Masters and Mates: On Chess

Two people sit at a stone table in front of Au Bon Pain. A chess board is spread flat, a ...
By Maya Jonas-Silver

Two people sit at a stone table in front of Au Bon Pain. A chess board is spread flat, a timer alongside; the casualties of battle are knocked askew around the perimeter. Only 15 of the original 32 pieces remain. Both players flick pieces across the board, then tap their own side of the clock, ending their turn and restarting their opponent’s countdown.

This is blitz chess: occurring in the Square for hours on end, day after day. Each player starts with five minutes, but whenever the move is on them, their precious seconds trickle away. If you play carelessly, you’ll be checkmated before the clock runs down. If you think too long about all the options, however, it won’t matter how well you’re playing: you lose the game when you run out of time.

Daylight fades on a game this Sunday night, and the only illumination comes from a street light on the corner. An older man, playing white, sits between the board and the light, casting a shadow over the game. His opponent is a curly-headed teenager who hunches over the board, studying the situation. Black is down a pawn but up in time.

There is a man standing behind the clock. He nods approvingly when a good move is made and cringes when he sees a mistake. His shirt is cut open at the neck, making a V from his collar down his chest. He is middle-aged and well-built; he stands up straight, shoulders back, arms crossed.
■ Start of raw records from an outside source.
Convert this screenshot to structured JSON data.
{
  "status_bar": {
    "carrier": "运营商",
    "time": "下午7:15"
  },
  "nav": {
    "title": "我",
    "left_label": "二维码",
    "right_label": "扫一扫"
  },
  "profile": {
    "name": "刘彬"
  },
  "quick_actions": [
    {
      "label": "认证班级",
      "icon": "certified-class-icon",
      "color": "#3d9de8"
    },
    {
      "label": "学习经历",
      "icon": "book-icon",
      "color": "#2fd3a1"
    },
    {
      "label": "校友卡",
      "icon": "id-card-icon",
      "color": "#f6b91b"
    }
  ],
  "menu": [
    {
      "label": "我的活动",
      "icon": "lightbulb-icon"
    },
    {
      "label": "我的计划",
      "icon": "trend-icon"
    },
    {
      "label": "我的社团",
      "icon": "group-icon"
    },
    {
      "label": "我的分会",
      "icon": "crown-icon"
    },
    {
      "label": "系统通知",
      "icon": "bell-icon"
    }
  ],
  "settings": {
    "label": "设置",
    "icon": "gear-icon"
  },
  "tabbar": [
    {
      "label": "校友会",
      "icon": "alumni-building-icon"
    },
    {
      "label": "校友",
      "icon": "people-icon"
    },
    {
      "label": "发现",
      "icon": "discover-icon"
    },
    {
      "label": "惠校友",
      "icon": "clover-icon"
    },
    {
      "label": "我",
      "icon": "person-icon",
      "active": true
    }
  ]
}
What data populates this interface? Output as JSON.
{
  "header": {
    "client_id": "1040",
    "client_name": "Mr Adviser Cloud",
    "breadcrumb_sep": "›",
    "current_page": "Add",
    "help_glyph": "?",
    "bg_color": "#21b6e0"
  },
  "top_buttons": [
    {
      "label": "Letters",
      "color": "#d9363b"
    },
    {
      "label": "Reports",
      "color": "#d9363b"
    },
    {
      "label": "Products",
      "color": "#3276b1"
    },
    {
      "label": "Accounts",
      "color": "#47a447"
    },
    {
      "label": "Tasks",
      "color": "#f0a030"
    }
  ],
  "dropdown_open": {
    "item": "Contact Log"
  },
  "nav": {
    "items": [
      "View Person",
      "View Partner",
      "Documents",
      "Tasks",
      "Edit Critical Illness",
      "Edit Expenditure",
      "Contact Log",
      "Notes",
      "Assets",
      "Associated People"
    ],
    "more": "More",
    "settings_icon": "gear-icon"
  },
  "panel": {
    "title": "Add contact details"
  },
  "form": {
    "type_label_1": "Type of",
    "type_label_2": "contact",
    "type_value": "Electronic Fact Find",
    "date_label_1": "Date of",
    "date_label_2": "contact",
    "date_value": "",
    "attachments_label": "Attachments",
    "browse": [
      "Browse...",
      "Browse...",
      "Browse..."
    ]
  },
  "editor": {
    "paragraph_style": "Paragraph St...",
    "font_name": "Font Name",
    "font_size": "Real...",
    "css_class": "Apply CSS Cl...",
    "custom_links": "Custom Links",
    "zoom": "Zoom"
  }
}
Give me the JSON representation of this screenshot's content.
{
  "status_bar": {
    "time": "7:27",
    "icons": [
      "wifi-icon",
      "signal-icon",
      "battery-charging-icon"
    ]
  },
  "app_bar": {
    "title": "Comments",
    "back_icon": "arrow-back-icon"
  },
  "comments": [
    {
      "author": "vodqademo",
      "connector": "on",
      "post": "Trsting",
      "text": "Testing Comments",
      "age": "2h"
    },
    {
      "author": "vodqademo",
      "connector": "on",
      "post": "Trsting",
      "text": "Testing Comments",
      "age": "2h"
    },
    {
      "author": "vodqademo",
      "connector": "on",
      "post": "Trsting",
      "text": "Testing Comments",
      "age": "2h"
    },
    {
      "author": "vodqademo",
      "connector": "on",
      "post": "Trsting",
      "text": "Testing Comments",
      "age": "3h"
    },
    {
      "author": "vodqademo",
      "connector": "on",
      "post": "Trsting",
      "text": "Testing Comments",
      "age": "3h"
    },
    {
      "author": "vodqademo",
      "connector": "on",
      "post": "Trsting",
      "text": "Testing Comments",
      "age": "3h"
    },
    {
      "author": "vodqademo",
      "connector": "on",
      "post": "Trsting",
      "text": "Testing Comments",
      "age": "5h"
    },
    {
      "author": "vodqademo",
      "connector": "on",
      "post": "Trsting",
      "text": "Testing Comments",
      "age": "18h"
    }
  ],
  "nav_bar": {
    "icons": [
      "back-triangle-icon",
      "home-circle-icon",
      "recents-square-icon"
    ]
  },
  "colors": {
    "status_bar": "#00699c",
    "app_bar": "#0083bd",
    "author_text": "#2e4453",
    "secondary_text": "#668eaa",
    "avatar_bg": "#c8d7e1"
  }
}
His name is Thomas J. DeMartino and he was a Southie boy back in the ’70s. During dark times for the city of Boston, the 11-year-old DeMartino was allowed to roam free on the streets. “My father was a drunk and my mother had to let me go out of the house sooner or later,” he explains. “So I would make my way out of South Boston, downtown, where the lights were bright and everything stayed open late at night ... I was sick of going to bed, tired of going to bed, eight o’clock, nine o’clock ... screw that. I went downtown and I realized there was poison, and danger, and mayhem on the streets during that time and in that area,” he says. “If I got into a situation where I had to run, I’d run into this place called the Boston Christian Youth Organization, and they’d be open ’til 11 o’clock and in there they would have a place where you could work out, a place where you could read books, and they’d have a place in there for a gentleman to play chess.”

That’s how it started. But as a teenager, DeMartino started to lose interest in the game. “Basketball was the thing, and when I was telling people, ‘Yeah, I’m playing chess,’ they would say, ‘Well you’re gay; you’re queer. You’re playing chess? There’s something wrong with you.’ And I’d go, ‘Yeah, you’re right, I ain’t playing no more.’” So he quit the game. But just as his interest in chess was waning, the American chess hero Bobby Fischer captured the World Championship from Boris Spassky and the USSR. “And now it belonged to America!” DeMartino exclaims, “And I say, ‘Well I play that game! I know that game!’ So I went back.”

After playing competitively for a few years, he was “dragged” into the military and served in Afghanistan and Kuwait. “You know how life is, it just takes you away from the thing you like a lot,” he says. But when he returned, he found himself at those very tables on Mass. Ave., playing chess.

Today the game he has been watching comes to an end, and the older man is ushered away by his daughter. She had appeared during the game: when she walked over and tapped her father on the shoulder, he looked up at her as if he didn’t know her and turned back to the game. But now the chess is done, so life can resume.

The kid is Thornton M. Tice, a student at Le Cordon Bleu College of Culinary Arts, on the other end of Cambridge, who comes to Harvard Square for the chess. Lately, he has been revisiting the game he started playing when he was five years old. “My dad taught me how to play. And most recently, I’ve just been playing my older brother a lot, and he’s good. So whenever I lose, it’s a lesson.” Tice has been getting much better, DeMartino informs me. “He’s an aspiring expert for as young as he is and the amount of time he’s been playing. So this guy’s really, really good.”

DeMartino often reprimands the young man for not taking enough time with his moves, but Tice seems to like moving fast. He rarely pauses to think after his opponent has moved. DeMartino explains that this is because Tice plays both sides of the board: he figures out the best move for the other side to make, and then prepares his own best move in anticipation—all while his opponent’s clock ticks on.

Tice and DeMartino play a game, which Tice wins on the clock: DeMartino had a better position on the board but he ran out of time. When Tice plays, he seems relaxed and willing to make friendly conversation. “I’m getting my tempo back now, right?” DeMartino exclaims. “No,” Tice responds with an easy smile. “Not quite yet.” DeMartino keeps up his psychological game, insisting that Tice is in a bad situation, but the younger man’s confidence is unshaken.

After the game, a high school student leaves his sister and sits down opposite Tice. When he gets up again, Tice’s clock reads 4:54—the newcomer has been defeated in all of six seconds. Tice plays DeMartino once more and then rushes off to East Cambridge, leaving DeMartino alone in front of a dimly lit chess set, waiting for the next competitor.

In The Meantime